[RECORDED INFORMATION]

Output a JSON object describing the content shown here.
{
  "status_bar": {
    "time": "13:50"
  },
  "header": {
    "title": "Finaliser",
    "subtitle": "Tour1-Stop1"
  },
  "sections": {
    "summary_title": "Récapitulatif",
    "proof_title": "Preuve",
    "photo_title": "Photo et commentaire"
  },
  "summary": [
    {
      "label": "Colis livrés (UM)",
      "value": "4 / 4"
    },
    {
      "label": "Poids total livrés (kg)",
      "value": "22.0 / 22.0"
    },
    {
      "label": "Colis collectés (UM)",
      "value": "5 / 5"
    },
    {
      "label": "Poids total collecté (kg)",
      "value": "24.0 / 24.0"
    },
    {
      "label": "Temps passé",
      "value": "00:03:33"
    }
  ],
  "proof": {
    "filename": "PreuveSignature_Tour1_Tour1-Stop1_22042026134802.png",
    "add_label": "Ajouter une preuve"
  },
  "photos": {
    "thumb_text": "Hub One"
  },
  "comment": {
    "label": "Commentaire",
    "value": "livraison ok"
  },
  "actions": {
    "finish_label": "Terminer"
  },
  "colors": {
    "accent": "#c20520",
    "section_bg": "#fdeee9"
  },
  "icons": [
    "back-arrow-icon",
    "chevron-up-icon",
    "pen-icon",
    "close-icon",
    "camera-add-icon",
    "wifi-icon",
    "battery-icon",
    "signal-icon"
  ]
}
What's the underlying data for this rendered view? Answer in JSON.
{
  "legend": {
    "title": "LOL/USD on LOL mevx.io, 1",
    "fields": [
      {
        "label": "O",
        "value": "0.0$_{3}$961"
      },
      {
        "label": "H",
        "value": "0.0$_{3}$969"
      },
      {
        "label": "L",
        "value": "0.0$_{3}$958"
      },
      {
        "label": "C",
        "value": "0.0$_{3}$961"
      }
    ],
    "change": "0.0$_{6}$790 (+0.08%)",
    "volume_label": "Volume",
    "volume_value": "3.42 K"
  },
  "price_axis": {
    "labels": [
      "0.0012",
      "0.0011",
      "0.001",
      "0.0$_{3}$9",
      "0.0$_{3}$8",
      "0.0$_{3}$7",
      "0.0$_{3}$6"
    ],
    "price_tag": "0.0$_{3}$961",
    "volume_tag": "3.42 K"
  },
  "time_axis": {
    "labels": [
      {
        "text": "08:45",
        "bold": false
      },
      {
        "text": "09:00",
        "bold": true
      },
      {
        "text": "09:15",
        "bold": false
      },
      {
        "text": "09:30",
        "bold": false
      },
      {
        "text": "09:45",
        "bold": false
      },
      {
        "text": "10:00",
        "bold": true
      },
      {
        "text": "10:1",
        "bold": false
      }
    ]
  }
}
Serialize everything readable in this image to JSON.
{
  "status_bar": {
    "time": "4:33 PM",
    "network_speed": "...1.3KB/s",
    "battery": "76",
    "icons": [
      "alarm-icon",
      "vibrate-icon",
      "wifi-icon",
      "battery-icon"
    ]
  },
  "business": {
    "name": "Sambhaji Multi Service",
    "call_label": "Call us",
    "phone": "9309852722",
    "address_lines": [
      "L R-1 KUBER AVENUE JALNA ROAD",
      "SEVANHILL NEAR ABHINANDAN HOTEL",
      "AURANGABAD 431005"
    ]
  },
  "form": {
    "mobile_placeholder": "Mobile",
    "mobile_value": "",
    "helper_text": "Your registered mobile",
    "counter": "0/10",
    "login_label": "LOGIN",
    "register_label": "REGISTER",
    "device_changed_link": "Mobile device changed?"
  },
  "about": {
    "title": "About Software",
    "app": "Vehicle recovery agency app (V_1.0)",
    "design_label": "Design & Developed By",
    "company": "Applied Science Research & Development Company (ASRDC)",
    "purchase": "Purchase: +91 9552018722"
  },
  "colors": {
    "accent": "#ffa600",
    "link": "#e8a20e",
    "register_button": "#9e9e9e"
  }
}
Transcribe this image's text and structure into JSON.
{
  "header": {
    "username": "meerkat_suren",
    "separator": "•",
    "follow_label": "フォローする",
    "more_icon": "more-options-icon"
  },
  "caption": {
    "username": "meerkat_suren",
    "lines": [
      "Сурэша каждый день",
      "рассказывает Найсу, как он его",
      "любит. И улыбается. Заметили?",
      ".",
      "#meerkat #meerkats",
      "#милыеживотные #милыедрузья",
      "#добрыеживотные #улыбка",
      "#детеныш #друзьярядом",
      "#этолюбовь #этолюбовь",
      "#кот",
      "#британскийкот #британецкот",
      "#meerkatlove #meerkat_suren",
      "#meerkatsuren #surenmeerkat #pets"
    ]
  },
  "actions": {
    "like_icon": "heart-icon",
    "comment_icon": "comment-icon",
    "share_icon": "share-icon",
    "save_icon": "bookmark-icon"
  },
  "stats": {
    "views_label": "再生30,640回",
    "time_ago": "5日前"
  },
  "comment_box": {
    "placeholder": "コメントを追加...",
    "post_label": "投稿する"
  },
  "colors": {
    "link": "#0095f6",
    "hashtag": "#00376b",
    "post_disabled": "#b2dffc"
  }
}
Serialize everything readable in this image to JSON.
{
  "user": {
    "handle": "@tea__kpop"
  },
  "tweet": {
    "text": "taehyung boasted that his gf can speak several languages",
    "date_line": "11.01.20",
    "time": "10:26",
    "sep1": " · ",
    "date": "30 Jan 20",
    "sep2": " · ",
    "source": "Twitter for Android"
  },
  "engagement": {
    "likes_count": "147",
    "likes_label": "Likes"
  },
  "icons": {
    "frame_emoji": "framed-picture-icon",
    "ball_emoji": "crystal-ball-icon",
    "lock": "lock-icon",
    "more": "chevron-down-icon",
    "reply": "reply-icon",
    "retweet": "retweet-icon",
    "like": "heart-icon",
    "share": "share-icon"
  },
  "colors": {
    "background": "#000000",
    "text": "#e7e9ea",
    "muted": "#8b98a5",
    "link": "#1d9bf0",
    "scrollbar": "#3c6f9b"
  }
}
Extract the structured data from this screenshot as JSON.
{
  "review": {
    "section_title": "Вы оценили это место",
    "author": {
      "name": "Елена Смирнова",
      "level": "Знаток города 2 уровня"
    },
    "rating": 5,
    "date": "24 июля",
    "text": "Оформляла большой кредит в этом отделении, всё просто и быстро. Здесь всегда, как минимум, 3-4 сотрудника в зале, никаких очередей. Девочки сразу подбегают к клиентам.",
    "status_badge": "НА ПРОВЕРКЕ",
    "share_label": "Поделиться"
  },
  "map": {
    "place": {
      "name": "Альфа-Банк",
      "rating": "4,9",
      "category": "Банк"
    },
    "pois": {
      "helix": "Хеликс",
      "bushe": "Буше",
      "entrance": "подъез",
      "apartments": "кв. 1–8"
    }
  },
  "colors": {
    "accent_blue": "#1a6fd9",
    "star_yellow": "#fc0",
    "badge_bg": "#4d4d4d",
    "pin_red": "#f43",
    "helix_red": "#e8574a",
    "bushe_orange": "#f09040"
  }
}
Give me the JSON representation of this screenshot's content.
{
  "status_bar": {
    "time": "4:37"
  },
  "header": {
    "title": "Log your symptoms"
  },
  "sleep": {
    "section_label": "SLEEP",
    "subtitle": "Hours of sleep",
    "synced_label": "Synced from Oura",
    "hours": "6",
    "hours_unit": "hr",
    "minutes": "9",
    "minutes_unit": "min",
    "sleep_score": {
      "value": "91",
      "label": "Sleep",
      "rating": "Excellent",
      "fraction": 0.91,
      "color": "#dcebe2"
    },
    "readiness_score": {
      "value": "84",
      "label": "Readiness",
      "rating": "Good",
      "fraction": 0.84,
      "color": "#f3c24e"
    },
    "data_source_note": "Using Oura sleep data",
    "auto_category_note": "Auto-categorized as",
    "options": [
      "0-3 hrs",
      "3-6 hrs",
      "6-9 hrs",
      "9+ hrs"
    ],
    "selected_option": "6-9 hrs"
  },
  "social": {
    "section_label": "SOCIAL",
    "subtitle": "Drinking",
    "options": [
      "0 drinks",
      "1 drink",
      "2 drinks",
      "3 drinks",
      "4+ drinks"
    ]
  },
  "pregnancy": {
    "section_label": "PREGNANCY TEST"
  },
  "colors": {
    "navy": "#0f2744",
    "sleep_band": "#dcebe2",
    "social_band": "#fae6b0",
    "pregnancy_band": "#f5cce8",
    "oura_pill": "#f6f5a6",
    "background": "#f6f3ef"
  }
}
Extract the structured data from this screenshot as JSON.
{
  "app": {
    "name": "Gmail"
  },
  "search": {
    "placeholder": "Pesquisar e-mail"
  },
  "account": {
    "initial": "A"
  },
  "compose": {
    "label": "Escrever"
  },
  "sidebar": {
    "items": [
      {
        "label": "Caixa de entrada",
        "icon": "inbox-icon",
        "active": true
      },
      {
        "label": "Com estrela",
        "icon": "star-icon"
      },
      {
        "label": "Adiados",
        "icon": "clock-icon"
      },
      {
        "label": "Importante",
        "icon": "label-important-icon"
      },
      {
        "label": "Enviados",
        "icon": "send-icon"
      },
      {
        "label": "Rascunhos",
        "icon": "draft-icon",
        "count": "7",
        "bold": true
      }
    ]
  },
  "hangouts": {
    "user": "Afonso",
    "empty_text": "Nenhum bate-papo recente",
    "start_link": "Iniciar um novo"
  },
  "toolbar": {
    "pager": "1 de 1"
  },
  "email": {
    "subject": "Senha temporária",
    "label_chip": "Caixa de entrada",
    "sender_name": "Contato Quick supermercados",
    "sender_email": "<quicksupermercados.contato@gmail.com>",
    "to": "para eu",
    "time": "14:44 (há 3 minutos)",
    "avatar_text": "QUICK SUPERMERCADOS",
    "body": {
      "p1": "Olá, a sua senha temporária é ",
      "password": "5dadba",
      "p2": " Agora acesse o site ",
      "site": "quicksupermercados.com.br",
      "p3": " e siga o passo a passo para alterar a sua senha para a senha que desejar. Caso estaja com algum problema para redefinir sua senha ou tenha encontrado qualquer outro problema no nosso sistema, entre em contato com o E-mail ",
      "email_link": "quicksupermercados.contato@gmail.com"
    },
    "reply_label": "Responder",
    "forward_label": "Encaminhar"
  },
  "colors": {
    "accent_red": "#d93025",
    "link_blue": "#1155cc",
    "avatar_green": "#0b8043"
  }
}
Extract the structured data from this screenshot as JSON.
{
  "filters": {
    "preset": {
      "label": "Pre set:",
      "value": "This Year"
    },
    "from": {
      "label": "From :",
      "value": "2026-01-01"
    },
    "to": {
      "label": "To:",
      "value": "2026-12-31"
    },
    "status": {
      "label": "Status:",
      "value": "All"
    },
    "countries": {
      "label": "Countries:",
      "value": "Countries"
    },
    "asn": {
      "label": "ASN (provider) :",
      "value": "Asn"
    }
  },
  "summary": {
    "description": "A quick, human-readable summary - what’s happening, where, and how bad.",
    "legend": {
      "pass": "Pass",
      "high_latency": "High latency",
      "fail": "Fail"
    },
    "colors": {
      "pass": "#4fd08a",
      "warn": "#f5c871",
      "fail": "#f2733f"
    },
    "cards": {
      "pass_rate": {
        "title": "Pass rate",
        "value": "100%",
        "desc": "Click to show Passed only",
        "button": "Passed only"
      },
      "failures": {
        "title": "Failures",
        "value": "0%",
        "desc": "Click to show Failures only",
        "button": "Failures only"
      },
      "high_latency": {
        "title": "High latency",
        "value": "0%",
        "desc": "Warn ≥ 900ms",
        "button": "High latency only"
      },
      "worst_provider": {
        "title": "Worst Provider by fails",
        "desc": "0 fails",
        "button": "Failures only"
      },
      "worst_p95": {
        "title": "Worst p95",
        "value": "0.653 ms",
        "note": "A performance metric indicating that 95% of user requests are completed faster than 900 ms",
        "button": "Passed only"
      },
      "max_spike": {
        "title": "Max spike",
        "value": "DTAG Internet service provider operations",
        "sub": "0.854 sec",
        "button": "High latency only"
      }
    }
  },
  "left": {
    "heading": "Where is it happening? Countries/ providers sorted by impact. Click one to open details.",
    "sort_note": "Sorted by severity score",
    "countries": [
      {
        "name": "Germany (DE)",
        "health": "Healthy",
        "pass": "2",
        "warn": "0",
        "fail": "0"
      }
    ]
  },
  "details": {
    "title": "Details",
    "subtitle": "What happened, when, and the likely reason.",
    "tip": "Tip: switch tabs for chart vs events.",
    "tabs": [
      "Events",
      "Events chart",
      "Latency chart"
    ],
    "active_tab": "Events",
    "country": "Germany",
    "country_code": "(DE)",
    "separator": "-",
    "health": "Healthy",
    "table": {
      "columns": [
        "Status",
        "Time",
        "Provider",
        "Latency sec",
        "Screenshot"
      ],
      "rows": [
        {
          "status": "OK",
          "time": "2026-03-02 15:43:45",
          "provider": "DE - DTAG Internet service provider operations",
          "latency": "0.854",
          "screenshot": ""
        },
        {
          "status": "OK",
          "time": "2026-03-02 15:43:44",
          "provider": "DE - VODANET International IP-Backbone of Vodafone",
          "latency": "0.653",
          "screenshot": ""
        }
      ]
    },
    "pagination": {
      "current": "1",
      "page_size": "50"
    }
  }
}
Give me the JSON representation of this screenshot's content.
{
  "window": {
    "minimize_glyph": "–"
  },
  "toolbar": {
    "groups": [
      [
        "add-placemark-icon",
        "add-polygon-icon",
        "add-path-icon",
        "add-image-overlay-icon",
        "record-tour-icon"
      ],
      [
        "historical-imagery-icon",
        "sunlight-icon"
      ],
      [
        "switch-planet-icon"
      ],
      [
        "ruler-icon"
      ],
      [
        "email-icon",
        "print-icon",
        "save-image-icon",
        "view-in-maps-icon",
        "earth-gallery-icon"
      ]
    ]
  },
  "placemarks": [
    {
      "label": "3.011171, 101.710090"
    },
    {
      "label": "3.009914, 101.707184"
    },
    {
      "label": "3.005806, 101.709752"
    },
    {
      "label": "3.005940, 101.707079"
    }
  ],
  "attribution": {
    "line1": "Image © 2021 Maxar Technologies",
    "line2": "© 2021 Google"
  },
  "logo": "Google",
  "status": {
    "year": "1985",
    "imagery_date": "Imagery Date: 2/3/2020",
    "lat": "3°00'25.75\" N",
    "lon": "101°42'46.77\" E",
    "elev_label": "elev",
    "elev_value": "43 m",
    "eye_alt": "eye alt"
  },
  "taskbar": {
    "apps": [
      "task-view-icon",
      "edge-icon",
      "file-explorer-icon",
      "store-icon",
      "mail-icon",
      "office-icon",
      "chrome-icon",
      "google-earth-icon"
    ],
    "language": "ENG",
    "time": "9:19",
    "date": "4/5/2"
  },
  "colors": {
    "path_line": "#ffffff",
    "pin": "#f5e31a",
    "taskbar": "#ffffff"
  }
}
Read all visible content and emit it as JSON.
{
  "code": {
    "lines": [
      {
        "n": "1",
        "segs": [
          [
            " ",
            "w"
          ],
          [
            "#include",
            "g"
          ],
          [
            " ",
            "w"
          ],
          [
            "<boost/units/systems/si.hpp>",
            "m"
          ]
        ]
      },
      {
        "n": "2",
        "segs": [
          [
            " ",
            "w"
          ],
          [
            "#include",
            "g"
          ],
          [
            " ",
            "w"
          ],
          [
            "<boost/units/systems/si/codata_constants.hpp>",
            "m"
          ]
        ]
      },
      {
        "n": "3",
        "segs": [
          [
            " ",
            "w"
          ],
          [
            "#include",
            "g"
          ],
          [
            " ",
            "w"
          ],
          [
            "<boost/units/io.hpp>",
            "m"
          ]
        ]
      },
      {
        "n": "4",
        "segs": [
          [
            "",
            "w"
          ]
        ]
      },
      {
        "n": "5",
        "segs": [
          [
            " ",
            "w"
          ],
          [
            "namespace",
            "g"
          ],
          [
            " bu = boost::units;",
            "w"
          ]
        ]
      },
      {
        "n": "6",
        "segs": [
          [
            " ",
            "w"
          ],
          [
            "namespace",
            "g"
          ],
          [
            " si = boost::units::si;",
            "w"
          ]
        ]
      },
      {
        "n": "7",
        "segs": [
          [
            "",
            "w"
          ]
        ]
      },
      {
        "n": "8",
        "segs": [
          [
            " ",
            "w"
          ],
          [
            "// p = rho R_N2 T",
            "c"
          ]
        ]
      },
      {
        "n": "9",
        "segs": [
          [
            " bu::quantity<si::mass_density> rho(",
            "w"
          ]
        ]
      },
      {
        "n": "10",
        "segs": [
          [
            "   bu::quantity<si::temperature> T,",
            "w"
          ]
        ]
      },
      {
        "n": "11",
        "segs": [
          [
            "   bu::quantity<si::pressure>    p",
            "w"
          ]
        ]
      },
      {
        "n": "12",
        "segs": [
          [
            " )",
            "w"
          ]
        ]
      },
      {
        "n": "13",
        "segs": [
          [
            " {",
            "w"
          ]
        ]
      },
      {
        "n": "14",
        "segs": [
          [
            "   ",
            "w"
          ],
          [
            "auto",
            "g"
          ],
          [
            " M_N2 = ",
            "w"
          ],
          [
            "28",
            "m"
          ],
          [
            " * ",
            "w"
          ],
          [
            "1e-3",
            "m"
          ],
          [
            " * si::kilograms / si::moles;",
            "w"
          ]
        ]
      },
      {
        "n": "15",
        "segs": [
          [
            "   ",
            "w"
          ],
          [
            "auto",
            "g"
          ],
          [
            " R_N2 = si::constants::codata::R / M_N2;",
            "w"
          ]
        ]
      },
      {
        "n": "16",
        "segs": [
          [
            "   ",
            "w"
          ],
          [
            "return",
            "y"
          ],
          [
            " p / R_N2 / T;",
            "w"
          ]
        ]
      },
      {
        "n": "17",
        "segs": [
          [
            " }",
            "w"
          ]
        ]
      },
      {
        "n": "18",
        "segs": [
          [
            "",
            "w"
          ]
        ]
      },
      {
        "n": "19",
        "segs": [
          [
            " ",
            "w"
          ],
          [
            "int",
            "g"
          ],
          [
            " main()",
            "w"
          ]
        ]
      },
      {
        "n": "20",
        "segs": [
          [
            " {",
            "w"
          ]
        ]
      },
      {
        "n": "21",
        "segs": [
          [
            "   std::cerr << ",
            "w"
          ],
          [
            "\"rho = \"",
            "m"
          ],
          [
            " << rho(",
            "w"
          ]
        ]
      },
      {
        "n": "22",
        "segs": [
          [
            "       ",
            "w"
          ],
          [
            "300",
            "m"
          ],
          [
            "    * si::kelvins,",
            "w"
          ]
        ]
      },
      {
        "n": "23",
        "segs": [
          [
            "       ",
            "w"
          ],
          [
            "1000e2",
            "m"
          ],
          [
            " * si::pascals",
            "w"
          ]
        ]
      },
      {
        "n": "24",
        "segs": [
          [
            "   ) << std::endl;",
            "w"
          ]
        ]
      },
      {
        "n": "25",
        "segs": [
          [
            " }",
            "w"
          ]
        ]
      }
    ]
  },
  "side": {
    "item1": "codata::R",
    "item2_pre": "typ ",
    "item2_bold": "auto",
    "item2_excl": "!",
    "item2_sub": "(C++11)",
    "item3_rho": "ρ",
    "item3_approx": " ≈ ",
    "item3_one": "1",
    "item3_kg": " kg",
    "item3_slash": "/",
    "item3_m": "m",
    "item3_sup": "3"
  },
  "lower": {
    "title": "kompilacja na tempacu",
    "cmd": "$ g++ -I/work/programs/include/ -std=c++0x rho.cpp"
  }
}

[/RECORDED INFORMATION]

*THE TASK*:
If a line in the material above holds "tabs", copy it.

*WRITTEN SOLUTION*:
    "tip": "Tip: switch tabs for chart vs events.",
    "tabs": [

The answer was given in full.